(Entries from a dataset of interfaces)

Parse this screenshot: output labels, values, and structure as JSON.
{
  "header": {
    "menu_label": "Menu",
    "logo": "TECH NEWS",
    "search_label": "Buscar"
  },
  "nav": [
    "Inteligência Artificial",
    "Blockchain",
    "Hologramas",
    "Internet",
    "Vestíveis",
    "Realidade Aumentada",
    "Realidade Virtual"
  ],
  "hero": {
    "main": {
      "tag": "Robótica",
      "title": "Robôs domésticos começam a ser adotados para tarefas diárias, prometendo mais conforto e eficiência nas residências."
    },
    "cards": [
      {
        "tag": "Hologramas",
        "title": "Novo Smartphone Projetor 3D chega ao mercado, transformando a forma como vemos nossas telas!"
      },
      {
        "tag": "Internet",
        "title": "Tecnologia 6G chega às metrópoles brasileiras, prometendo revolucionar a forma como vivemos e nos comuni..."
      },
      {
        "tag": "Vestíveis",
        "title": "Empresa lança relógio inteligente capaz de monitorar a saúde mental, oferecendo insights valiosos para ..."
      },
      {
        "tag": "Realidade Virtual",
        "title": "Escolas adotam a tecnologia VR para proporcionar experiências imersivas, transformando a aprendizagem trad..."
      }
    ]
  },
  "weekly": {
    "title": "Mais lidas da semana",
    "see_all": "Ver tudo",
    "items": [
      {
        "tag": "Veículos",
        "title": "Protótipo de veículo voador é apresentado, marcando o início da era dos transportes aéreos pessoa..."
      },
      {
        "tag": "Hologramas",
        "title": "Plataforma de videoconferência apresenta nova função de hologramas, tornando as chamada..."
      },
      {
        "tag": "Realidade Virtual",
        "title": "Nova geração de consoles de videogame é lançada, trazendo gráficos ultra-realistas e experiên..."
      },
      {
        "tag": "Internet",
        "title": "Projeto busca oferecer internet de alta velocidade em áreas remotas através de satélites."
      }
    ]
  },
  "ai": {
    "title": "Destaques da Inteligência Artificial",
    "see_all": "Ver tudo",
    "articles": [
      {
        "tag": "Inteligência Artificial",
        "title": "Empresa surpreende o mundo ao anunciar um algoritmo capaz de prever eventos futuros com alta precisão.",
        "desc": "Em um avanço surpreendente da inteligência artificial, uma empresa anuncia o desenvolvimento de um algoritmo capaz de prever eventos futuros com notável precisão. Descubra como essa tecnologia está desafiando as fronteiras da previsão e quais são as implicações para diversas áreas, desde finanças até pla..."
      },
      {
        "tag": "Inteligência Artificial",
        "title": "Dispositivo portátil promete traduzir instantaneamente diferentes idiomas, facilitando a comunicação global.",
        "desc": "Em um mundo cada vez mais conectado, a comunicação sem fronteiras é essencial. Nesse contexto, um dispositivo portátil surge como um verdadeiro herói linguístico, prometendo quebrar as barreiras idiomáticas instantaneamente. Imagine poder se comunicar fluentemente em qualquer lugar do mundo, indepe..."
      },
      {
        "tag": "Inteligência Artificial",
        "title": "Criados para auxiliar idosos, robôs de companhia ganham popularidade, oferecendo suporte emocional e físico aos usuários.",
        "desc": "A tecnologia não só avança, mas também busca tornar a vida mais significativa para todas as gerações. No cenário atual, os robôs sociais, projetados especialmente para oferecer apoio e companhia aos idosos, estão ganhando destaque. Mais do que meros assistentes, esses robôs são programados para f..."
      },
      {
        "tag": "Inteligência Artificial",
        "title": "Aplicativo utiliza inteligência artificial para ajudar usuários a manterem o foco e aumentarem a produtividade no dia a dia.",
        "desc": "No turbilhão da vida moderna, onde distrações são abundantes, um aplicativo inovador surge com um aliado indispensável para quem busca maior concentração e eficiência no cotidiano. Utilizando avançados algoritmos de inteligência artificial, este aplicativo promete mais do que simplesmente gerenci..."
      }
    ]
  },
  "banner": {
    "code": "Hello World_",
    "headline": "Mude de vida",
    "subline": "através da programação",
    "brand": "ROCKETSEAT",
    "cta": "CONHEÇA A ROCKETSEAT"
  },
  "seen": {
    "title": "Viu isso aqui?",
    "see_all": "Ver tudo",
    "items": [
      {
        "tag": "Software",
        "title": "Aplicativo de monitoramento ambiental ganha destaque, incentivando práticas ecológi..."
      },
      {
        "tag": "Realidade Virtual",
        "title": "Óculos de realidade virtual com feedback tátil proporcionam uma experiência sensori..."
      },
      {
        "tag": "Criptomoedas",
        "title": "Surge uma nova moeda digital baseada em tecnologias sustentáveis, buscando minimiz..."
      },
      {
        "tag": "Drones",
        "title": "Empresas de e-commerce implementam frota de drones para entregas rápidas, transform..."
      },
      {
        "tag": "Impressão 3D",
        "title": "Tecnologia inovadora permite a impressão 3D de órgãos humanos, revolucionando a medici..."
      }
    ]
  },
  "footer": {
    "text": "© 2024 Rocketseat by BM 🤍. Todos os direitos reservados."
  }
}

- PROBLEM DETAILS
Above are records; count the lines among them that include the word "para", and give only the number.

- SOLVED EXERCISE
9